Both the Rhodes and the vibraphone also offer these same blendable microphone settings as the celeste; the Rhodes captured through a pre-’75 recording chain, and the vibraphone played with a selection of mallets, allowing very realistic versions of each instrument to be used and melded in a recording or mix setting.
Having established that the ‘acoustic’ versions of these virtual instruments sound in fact excellent, let’s move on to the abstractions and modulations that can completely envelope these sounds.
With no clues offered from Teletone Audio, the nostalgia button gives a cool pre-recorded slant to the sounds, with extra bassy (or, as it’s called in some places, ‘warm’ tones) and a compressed/saturated overtone, giving these keyboards something of an instantly classic sound.
Tied to the modulation wheel, the Body control shifts the oil projection-esque lite-psychedelic background as it starts to abstract the key sounds into a synthesised tone, graduating from natural through to completely granular.
Next up, as the Soul setting increases the stereo field starts to widen, with the addition of a selection of chorus, flanger, phaser and tape saturation. This sounds particularly at home on the Rhodes for the classic 70s feel, and definitely pushes the vibraphone into Johnny Lytle soul-jazz territory.
Spirit adds an ethereal, spacious element to your tones, with subtle elements of verb, LFOs and octave layering.
At the end of the top line of controls Arp coolly eschews authenticity and adds an ‘as played’ note order arpeggiator to these virtual instruments, synced to the session tempo, and switchable from ¼ through to 1/32.
Onto the second line and past the ‘traditional’ mic-ing settings explored above, Age activates a series of high and low pass filters, with additional tape saturation to further the work of the Nostalgia switch in a staunch ‘recorded to tape’ vein, with an additional Wow setting with selectable speed to really head into worn cassette world if you so desire.
The Vibration setting offers the absolute staple of tremolo to these vintage instruments (and perhaps offering tremolo to the celeste community for the first time), with control over depth and speed, and the option to sync to tempo or work manually.

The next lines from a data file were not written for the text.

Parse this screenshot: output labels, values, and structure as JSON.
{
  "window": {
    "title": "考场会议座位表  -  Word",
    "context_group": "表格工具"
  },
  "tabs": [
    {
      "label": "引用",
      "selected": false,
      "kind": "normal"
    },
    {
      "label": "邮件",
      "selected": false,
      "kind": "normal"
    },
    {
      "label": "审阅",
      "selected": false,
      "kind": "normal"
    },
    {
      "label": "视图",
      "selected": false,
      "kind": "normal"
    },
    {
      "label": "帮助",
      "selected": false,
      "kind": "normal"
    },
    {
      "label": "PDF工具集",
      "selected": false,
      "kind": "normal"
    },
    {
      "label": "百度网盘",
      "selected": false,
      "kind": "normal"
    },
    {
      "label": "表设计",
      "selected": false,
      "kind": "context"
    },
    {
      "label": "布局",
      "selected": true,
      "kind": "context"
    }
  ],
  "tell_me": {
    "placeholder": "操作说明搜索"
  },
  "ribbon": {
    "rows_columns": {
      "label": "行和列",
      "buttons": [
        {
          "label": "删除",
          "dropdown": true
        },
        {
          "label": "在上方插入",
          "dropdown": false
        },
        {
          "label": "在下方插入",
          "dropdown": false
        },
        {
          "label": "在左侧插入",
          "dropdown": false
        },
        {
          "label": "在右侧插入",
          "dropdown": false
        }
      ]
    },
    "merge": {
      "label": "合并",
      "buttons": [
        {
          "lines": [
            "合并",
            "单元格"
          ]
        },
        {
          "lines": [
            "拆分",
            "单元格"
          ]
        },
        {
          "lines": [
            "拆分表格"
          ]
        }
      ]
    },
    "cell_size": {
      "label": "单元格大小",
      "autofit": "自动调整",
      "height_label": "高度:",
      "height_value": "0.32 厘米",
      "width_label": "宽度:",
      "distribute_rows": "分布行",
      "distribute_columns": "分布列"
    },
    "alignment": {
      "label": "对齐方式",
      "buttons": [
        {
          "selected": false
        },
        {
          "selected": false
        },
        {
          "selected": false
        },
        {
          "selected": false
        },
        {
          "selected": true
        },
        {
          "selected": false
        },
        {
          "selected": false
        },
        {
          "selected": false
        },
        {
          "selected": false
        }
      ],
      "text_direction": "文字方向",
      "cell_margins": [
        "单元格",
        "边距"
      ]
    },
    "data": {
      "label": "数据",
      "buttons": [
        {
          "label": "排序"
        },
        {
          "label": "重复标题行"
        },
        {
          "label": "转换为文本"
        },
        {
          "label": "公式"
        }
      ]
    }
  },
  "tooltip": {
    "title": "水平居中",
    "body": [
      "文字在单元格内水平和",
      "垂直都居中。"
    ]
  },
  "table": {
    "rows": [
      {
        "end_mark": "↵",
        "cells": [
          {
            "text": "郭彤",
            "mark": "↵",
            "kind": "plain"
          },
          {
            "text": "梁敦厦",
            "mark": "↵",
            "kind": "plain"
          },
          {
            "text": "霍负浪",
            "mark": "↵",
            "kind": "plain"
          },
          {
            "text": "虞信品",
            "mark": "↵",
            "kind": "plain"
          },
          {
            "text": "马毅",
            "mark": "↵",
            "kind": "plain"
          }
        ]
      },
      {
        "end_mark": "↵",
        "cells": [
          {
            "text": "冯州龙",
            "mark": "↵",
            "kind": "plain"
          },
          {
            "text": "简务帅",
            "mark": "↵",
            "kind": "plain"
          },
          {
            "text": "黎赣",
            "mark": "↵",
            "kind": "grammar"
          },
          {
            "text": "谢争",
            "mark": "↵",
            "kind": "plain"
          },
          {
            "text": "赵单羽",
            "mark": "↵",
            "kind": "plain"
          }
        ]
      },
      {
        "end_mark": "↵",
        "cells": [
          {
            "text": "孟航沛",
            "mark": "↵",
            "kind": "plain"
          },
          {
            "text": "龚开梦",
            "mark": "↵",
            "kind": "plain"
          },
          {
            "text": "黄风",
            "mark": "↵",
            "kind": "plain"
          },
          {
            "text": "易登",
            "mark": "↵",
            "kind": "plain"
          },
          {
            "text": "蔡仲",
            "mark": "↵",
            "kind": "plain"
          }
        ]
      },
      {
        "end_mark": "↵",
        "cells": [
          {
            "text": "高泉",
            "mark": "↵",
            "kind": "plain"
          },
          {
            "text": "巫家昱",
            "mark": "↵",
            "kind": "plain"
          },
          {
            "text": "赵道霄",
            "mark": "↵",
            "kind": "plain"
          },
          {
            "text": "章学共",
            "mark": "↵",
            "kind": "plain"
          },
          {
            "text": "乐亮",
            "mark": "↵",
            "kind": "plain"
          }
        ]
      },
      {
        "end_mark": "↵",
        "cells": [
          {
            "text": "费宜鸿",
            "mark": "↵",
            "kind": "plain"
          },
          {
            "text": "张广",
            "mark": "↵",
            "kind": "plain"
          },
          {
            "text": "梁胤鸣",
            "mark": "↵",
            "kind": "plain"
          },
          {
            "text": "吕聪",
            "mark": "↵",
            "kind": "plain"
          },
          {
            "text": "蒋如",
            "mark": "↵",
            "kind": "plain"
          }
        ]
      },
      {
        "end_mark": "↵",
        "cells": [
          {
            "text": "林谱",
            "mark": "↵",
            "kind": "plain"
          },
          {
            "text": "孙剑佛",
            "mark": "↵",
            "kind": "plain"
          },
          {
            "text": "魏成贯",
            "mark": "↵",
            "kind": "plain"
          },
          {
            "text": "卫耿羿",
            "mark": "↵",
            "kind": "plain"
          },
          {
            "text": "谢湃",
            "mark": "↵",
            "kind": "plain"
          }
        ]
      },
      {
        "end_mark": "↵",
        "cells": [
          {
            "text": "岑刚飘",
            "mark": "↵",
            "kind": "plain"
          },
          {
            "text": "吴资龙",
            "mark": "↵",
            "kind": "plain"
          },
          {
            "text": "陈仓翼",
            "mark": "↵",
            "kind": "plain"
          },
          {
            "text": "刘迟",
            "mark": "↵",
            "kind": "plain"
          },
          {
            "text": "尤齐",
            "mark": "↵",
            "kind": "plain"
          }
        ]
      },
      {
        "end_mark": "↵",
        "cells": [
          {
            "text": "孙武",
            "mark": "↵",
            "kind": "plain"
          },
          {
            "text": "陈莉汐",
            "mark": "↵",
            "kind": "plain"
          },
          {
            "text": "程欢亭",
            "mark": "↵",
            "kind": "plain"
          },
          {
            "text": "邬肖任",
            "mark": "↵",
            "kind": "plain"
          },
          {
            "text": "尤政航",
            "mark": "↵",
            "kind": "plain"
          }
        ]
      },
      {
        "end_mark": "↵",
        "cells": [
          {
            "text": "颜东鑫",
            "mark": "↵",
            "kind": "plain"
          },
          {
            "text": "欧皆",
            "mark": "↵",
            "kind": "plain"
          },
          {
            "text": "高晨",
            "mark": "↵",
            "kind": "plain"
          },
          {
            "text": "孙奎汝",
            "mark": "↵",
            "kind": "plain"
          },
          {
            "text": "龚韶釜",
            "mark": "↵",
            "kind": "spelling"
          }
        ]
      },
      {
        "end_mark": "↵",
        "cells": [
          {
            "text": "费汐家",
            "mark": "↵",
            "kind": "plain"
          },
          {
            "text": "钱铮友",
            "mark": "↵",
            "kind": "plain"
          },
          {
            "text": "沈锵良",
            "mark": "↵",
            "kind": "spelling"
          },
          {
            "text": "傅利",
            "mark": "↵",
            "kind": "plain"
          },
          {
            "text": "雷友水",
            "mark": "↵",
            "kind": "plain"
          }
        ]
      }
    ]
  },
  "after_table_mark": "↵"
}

And at the end of the row, we have controls for Sensitivity, Mechanics (basically a gate on the mechanical noise that is sampled and produced by the units), Noise (controlling multiple, blendable background noise from room sound, tape hiss, and vinyl hiss with additional crackles), and finally, stereo, which ranges from absolutely mono-ing of the signal to extreme stereo width.
Using and stacking these effects in tandem can lead your tones into a drastic new place. You may have come for one of the more authentic sounding recreations of a classic Wurli, Rhodes, vibraphone or celeste and may very well leave with a brand new ethereal instrument that pushes far beyond what any of these mere percussive keyboard instruments creators ever envisaged.
Vespertone runs through the Native Instruments free Kontakt Player, and runs at $79 US — approx. $114 AUD — from Teletone Audio.